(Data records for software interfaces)
-*-
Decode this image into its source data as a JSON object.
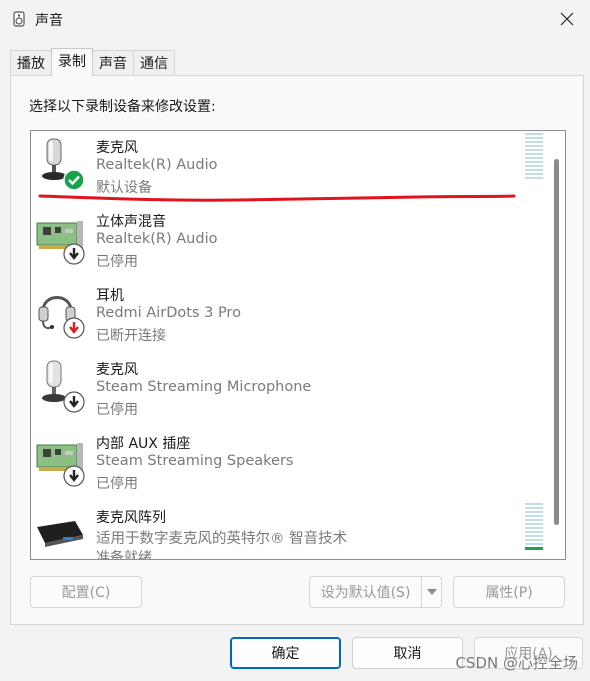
{
  "window": {
    "title": "声音",
    "icon": "speaker-icon"
  },
  "tabs": [
    {
      "label": "播放",
      "active": false
    },
    {
      "label": "录制",
      "active": true
    },
    {
      "label": "声音",
      "active": false
    },
    {
      "label": "通信",
      "active": false
    }
  ],
  "instruction": "选择以下录制设备来修改设置:",
  "devices": [
    {
      "name": "麦克风",
      "sub": "Realtek(R) Audio",
      "status": "默认设备",
      "icon": "microphone-icon",
      "badge": "check-badge-icon",
      "level": 0.1
    },
    {
      "name": "立体声混音",
      "sub": "Realtek(R) Audio",
      "status": "已停用",
      "icon": "sound-card-icon",
      "badge": "disabled-arrow-icon"
    },
    {
      "name": "耳机",
      "sub": "Redmi AirDots 3 Pro",
      "status": "已断开连接",
      "icon": "headset-icon",
      "badge": "disconnected-arrow-icon"
    },
    {
      "name": "麦克风",
      "sub": "Steam Streaming Microphone",
      "status": "已停用",
      "icon": "microphone-icon",
      "badge": "disabled-arrow-icon"
    },
    {
      "name": "内部 AUX 插座",
      "sub": "Steam Streaming Speakers",
      "status": "已停用",
      "icon": "sound-card-icon",
      "badge": "disabled-arrow-icon"
    },
    {
      "name": "麦克风阵列",
      "sub": "适用于数字麦克风的英特尔® 智音技术",
      "status": "准备就绪",
      "icon": "mic-array-icon",
      "level": 0.08
    }
  ],
  "buttons": {
    "configure": "配置(C)",
    "set_default": "设为默认值(S)",
    "properties": "属性(P)",
    "ok": "确定",
    "cancel": "取消",
    "apply": "应用(A)"
  },
  "watermark": "CSDN @心控全场",
  "colors": {
    "accent": "#0067c0",
    "annotation": "#e0141e",
    "check": "#16a34a",
    "disabled_red": "#d32020"
  }
}
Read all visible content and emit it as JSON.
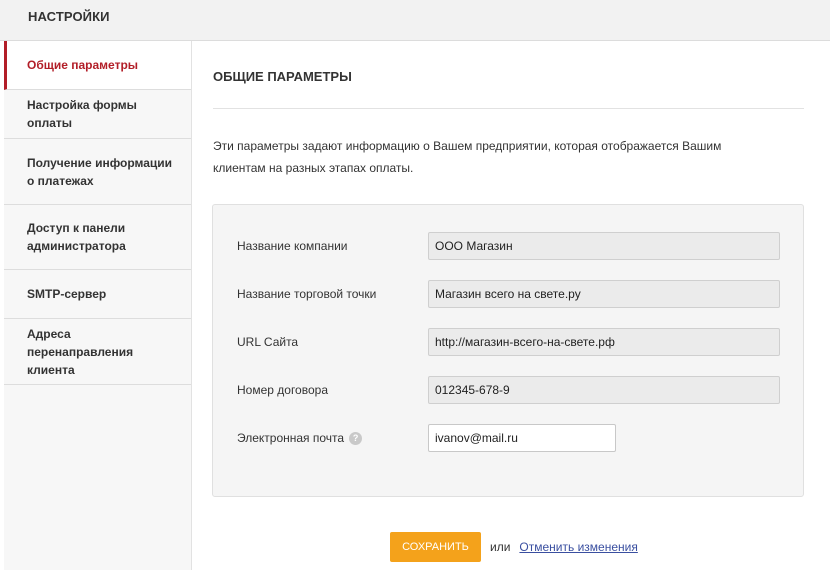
{
  "header": {
    "title": "НАСТРОЙКИ"
  },
  "sidebar": {
    "items": [
      {
        "label": "Общие параметры",
        "active": true
      },
      {
        "label": "Настройка формы оплаты"
      },
      {
        "label": "Получение информации о платежах"
      },
      {
        "label": "Доступ к панели администратора"
      },
      {
        "label": "SMTP-сервер"
      },
      {
        "label": "Адреса перенаправления клиента"
      }
    ]
  },
  "main": {
    "title": "ОБЩИЕ ПАРАМЕТРЫ",
    "description": "Эти параметры задают информацию о Вашем предприятии, которая отображается Вашим клиентам на разных этапах оплаты.",
    "fields": [
      {
        "label": "Название компании",
        "value": "ООО Магазин"
      },
      {
        "label": "Название торговой точки",
        "value": "Магазин всего на свете.ру"
      },
      {
        "label": "URL Сайта",
        "value": "http://магазин-всего-на-свете.рф"
      },
      {
        "label": "Номер договора",
        "value": "012345-678-9"
      },
      {
        "label": "Электронная почта",
        "value": "ivanov@mail.ru",
        "help": "?"
      }
    ],
    "actions": {
      "save_label": "СОХРАНИТЬ",
      "or_text": "или",
      "cancel_label": "Отменить изменения"
    }
  },
  "colors": {
    "accent": "#b21e28",
    "save_button": "#f4a21b",
    "link": "#3a4fa0"
  }
}
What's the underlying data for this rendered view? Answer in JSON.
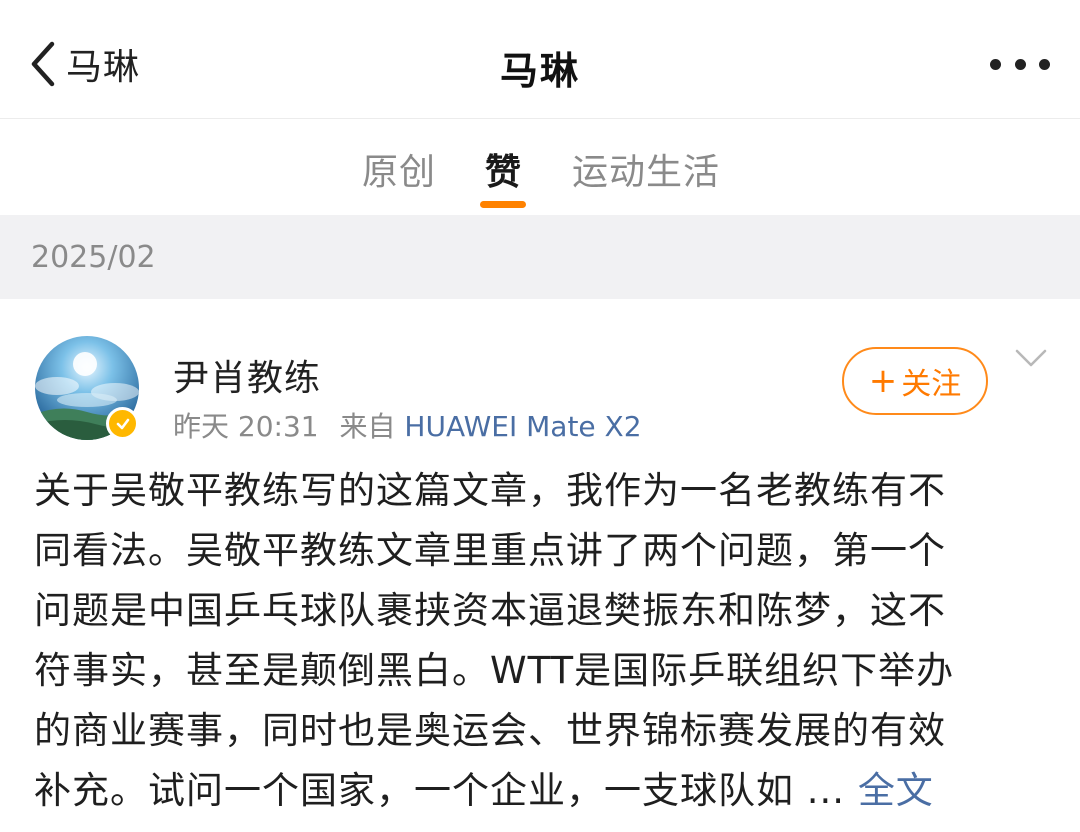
{
  "nav": {
    "back_label": "马琳",
    "title": "马琳",
    "back_icon": "chevron-left-icon",
    "more_icon": "more-dots-icon"
  },
  "tabs": [
    {
      "label": "原创",
      "active": false
    },
    {
      "label": "赞",
      "active": true
    },
    {
      "label": "运动生活",
      "active": false
    }
  ],
  "accent_color": "#ff8200",
  "date_group": "2025/02",
  "post": {
    "author": "尹肖教练",
    "time": "昨天 20:31",
    "source_prefix": "来自",
    "device": "HUAWEI Mate X2",
    "verified_badge": "verified-badge-icon",
    "follow_label": "关注",
    "follow_plus": "+",
    "lines": [
      "关于吴敬平教练写的这篇文章，我作为一名老教练有不",
      "同看法。吴敬平教练文章里重点讲了两个问题，第一个",
      "问题是中国乒乓球队裹挟资本逼退樊振东和陈梦，这不",
      "符事实，甚至是颠倒黑白。WTT是国际乒联组织下举办",
      "的商业赛事，同时也是奥运会、世界锦标赛发展的有效",
      "补充。试问一个国家，一个企业，一支球队如 ..."
    ],
    "more_label": "全文"
  }
}
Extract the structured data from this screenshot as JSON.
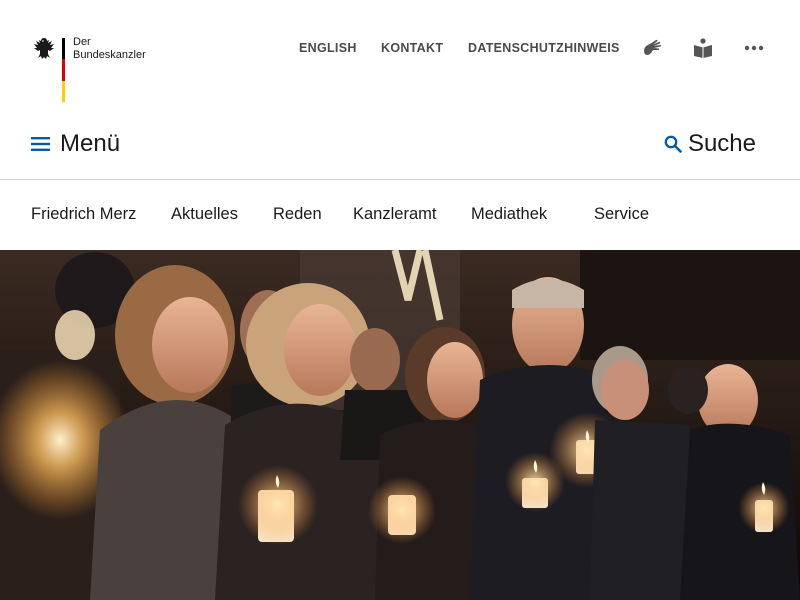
{
  "brand": {
    "line1": "Der",
    "line2": "Bundeskanzler",
    "flag_colors": [
      "#000000",
      "#dd0000",
      "#ffcc00"
    ]
  },
  "meta_nav": {
    "english": "ENGLISH",
    "kontakt": "KONTAKT",
    "datenschutz": "DATENSCHUTZHINWEIS",
    "icons": [
      "sign-language-icon",
      "easy-read-icon",
      "more-icon"
    ]
  },
  "menubar": {
    "menu_label": "Menü",
    "search_label": "Suche",
    "accent_color": "#005ca8"
  },
  "main_nav": {
    "items": [
      "Friedrich Merz",
      "Aktuelles",
      "Reden",
      "Kanzleramt",
      "Mediathek",
      "Service"
    ]
  },
  "hero": {
    "description_icon": "candlelight-vigil-photo"
  }
}
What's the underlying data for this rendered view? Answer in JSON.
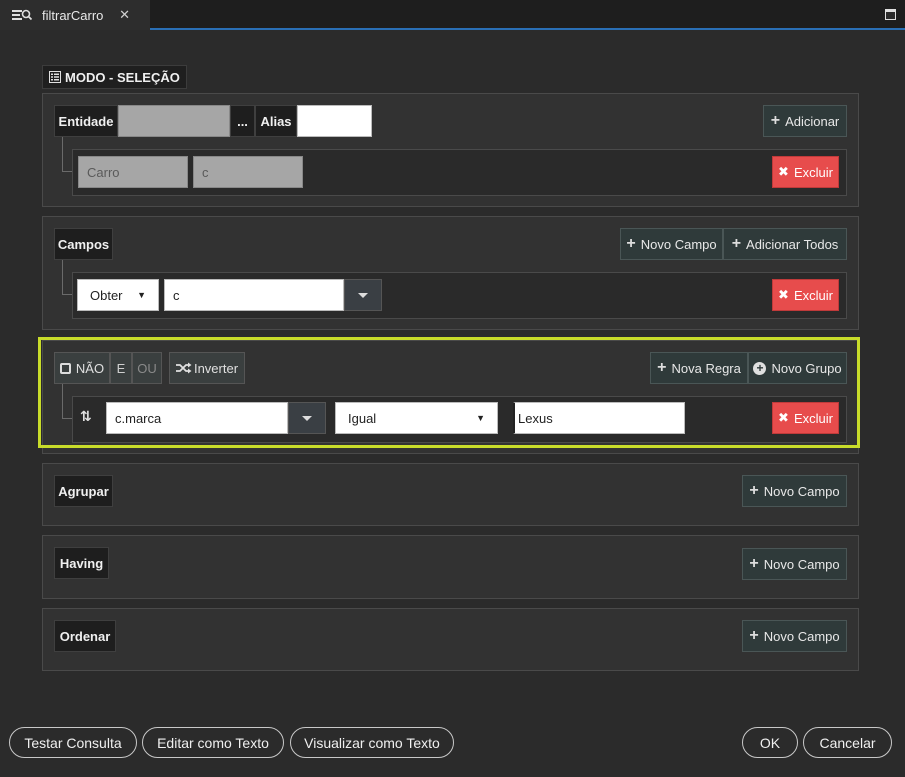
{
  "tab": {
    "title": "filtrarCarro",
    "close": "✕"
  },
  "mode": {
    "label": "MODO - SELEÇÃO"
  },
  "entity": {
    "entity_label": "Entidade",
    "entity_value": "",
    "ellipsis": "...",
    "alias_label": "Alias",
    "alias_value": "",
    "add_label": "Adicionar",
    "row": {
      "entity": "Carro",
      "alias": "c",
      "delete_label": "Excluir"
    }
  },
  "fields": {
    "header": "Campos",
    "new_field_label": "Novo Campo",
    "add_all_label": "Adicionar Todos",
    "row": {
      "mode": "Obter",
      "value": "c",
      "delete_label": "Excluir"
    }
  },
  "rules": {
    "not_label": "NÃO",
    "and_label": "E",
    "or_label": "OU",
    "invert_label": "Inverter",
    "new_rule_label": "Nova Regra",
    "new_group_label": "Novo Grupo",
    "row": {
      "field": "c.marca",
      "operator": "Igual",
      "value": "Lexus",
      "delete_label": "Excluir"
    }
  },
  "group": {
    "header": "Agrupar",
    "new_field_label": "Novo Campo"
  },
  "having": {
    "header": "Having",
    "new_field_label": "Novo Campo"
  },
  "order": {
    "header": "Ordenar",
    "new_field_label": "Novo Campo"
  },
  "footer": {
    "test_label": "Testar Consulta",
    "edit_label": "Editar como Texto",
    "view_label": "Visualizar como Texto",
    "ok_label": "OK",
    "cancel_label": "Cancelar"
  },
  "colors": {
    "accent_blue": "#2a6fb5",
    "danger": "#e74c4c",
    "highlight": "#c8dc2a"
  }
}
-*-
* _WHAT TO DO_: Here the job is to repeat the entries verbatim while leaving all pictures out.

* _SOLUTION FOR THIS TASK_:
Decode this image into its source data as a JSON object.
{
  "window": {
    "title": "声音",
    "icon": "speaker-icon"
  },
  "tabs": [
    {
      "label": "播放",
      "active": false
    },
    {
      "label": "录制",
      "active": true
    },
    {
      "label": "声音",
      "active": false
    },
    {
      "label": "通信",
      "active": false
    }
  ],
  "instruction": "选择以下录制设备来修改设置:",
  "devices": [
    {
      "name": "麦克风",
      "sub": "Realtek(R) Audio",
      "status": "默认设备",
      "icon": "microphone-icon",
      "badge": "check-badge-icon",
      "level": 0.1
    },
    {
      "name": "立体声混音",
      "sub": "Realtek(R) Audio",
      "status": "已停用",
      "icon": "sound-card-icon",
      "badge": "disabled-arrow-icon"
    },
    {
      "name": "耳机",
      "sub": "Redmi AirDots 3 Pro",
      "status": "已断开连接",
      "icon": "headset-icon",
      "badge": "disconnected-arrow-icon"
    },
    {
      "name": "麦克风",
      "sub": "Steam Streaming Microphone",
      "status": "已停用",
      "icon": "microphone-icon",
      "badge": "disabled-arrow-icon"
    },
    {
      "name": "内部 AUX 插座",
      "sub": "Steam Streaming Speakers",
      "status": "已停用",
      "icon": "sound-card-icon",
      "badge": "disabled-arrow-icon"
    },
    {
      "name": "麦克风阵列",
      "sub": "适用于数字麦克风的英特尔® 智音技术",
      "status": "准备就绪",
      "icon": "mic-array-icon",
      "level": 0.08
    }
  ],
  "buttons": {
    "configure": "配置(C)",
    "set_default": "设为默认值(S)",
    "properties": "属性(P)",
    "ok": "确定",
    "cancel": "取消",
    "apply": "应用(A)"
  },
  "watermark": "CSDN @心控全场",
  "colors": {
    "accent": "#0067c0",
    "annotation": "#e0141e",
    "check": "#16a34a",
    "disabled_red": "#d32020"
  }
}
Read all visible content and emit it as JSON.
{
  "header": {
    "title": "НАСТРОЙКИ"
  },
  "sidebar": {
    "items": [
      {
        "label": "Общие параметры",
        "active": true
      },
      {
        "label": "Настройка формы оплаты"
      },
      {
        "label": "Получение информации о платежах"
      },
      {
        "label": "Доступ к панели администратора"
      },
      {
        "label": "SMTP-сервер"
      },
      {
        "label": "Адреса перенаправления клиента"
      }
    ]
  },
  "main": {
    "title": "ОБЩИЕ ПАРАМЕТРЫ",
    "description": "Эти параметры задают информацию о Вашем предприятии, которая отображается Вашим клиентам на разных этапах оплаты.",
    "fields": [
      {
        "label": "Название компании",
        "value": "ООО Магазин"
      },
      {
        "label": "Название торговой точки",
        "value": "Магазин всего на свете.ру"
      },
      {
        "label": "URL Сайта",
        "value": "http://магазин-всего-на-свете.рф"
      },
      {
        "label": "Номер договора",
        "value": "012345-678-9"
      },
      {
        "label": "Электронная почта",
        "value": "ivanov@mail.ru",
        "help": "?"
      }
    ],
    "actions": {
      "save_label": "СОХРАНИТЬ",
      "or_text": "или",
      "cancel_label": "Отменить изменения"
    }
  },
  "colors": {
    "accent": "#b21e28",
    "save_button": "#f4a21b",
    "link": "#3a4fa0"
  }
}
What's the underlying data for this rendered view? Answer in JSON.
{
  "nav": {
    "back_label": "马琳",
    "title": "马琳",
    "back_icon": "chevron-left-icon",
    "more_icon": "more-dots-icon"
  },
  "tabs": [
    {
      "label": "原创",
      "active": false
    },
    {
      "label": "赞",
      "active": true
    },
    {
      "label": "运动生活",
      "active": false
    }
  ],
  "accent_color": "#ff8200",
  "date_group": "2025/02",
  "post": {
    "author": "尹肖教练",
    "time": "昨天 20:31",
    "source_prefix": "来自",
    "device": "HUAWEI Mate X2",
    "verified_badge": "verified-badge-icon",
    "follow_label": "关注",
    "follow_plus": "+",
    "lines": [
      "关于吴敬平教练写的这篇文章，我作为一名老教练有不",
      "同看法。吴敬平教练文章里重点讲了两个问题，第一个",
      "问题是中国乒乓球队裹挟资本逼退樊振东和陈梦，这不",
      "符事实，甚至是颠倒黑白。WTT是国际乒联组织下举办",
      "的商业赛事，同时也是奥运会、世界锦标赛发展的有效",
      "补充。试问一个国家，一个企业，一支球队如 ..."
    ],
    "more_label": "全文"
  }
}
Extract the structured data from this screenshot as JSON.
{
  "brand": {
    "line1": "Der",
    "line2": "Bundeskanzler",
    "flag_colors": [
      "#000000",
      "#dd0000",
      "#ffcc00"
    ]
  },
  "meta_nav": {
    "english": "ENGLISH",
    "kontakt": "KONTAKT",
    "datenschutz": "DATENSCHUTZHINWEIS",
    "icons": [
      "sign-language-icon",
      "easy-read-icon",
      "more-icon"
    ]
  },
  "menubar": {
    "menu_label": "Menü",
    "search_label": "Suche",
    "accent_color": "#005ca8"
  },
  "main_nav": {
    "items": [
      "Friedrich Merz",
      "Aktuelles",
      "Reden",
      "Kanzleramt",
      "Mediathek",
      "Service"
    ]
  },
  "hero": {
    "description_icon": "candlelight-vigil-photo"
  }
}
What's the underlying data for this rendered view? Answer in JSON.
{
  "tab": {
    "title": "filtrarCarro",
    "close": "✕"
  },
  "mode": {
    "label": "MODO - SELEÇÃO"
  },
  "entity": {
    "entity_label": "Entidade",
    "entity_value": "",
    "ellipsis": "...",
    "alias_label": "Alias",
    "alias_value": "",
    "add_label": "Adicionar",
    "row": {
      "entity": "Carro",
      "alias": "c",
      "delete_label": "Excluir"
    }
  },
  "fields": {
    "header": "Campos",
    "new_field_label": "Novo Campo",
    "add_all_label": "Adicionar Todos",
    "row": {
      "mode": "Obter",
      "value": "c",
      "delete_label": "Excluir"
    }
  },
  "rules": {
    "not_label": "NÃO",
    "and_label": "E",
    "or_label": "OU",
    "invert_label": "Inverter",
    "new_rule_label": "Nova Regra",
    "new_group_label": "Novo Grupo",
    "row": {
      "field": "c.marca",
      "operator": "Igual",
      "value": "Lexus",
      "delete_label": "Excluir"
    }
  },
  "group": {
    "header": "Agrupar",
    "new_field_label": "Novo Campo"
  },
  "having": {
    "header": "Having",
    "new_field_label": "Novo Campo"
  },
  "order": {
    "header": "Ordenar",
    "new_field_label": "Novo Campo"
  },
  "footer": {
    "test_label": "Testar Consulta",
    "edit_label": "Editar como Texto",
    "view_label": "Visualizar como Texto",
    "ok_label": "OK",
    "cancel_label": "Cancelar"
  },
  "colors": {
    "accent_blue": "#2a6fb5",
    "danger": "#e74c4c",
    "highlight": "#c8dc2a"
  }
}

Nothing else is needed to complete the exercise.